▸ The problem
Print the data again, exactly.

━━━ Provided records

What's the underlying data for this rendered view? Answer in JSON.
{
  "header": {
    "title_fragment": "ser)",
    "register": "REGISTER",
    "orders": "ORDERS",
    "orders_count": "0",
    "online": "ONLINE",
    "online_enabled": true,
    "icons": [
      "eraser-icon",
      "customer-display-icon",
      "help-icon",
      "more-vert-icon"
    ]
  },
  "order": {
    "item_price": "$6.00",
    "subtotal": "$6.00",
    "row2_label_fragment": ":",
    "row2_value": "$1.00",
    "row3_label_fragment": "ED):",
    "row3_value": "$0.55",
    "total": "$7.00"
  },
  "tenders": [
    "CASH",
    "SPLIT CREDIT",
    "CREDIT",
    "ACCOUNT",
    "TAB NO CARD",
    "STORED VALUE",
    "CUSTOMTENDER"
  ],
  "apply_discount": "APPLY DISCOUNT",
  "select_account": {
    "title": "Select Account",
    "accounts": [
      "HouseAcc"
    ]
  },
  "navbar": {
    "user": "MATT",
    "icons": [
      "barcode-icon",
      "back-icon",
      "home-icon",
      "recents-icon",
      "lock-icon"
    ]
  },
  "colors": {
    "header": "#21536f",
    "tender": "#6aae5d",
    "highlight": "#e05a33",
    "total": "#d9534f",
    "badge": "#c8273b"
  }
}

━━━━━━

▸ Exercise result
What's the underlying data for this rendered view? Answer in JSON.
{
  "header": {
    "title_fragment": "ser)",
    "register": "REGISTER",
    "orders": "ORDERS",
    "orders_count": "0",
    "online": "ONLINE",
    "online_enabled": true,
    "icons": [
      "eraser-icon",
      "customer-display-icon",
      "help-icon",
      "more-vert-icon"
    ]
  },
  "order": {
    "item_price": "$6.00",
    "subtotal": "$6.00",
    "row2_label_fragment": ":",
    "row2_value": "$1.00",
    "row3_label_fragment": "ED):",
    "row3_value": "$0.55",
    "total": "$7.00"
  },
  "tenders": [
    "CASH",
    "SPLIT CREDIT",
    "CREDIT",
    "ACCOUNT",
    "TAB NO CARD",
    "STORED VALUE",
    "CUSTOMTENDER"
  ],
  "apply_discount": "APPLY DISCOUNT",
  "select_account": {
    "title": "Select Account",
    "accounts": [
      "HouseAcc"
    ]
  },
  "navbar": {
    "user": "MATT",
    "icons": [
      "barcode-icon",
      "back-icon",
      "home-icon",
      "recents-icon",
      "lock-icon"
    ]
  },
  "colors": {
    "header": "#21536f",
    "tender": "#6aae5d",
    "highlight": "#e05a33",
    "total": "#d9534f",
    "badge": "#c8273b"
  }
}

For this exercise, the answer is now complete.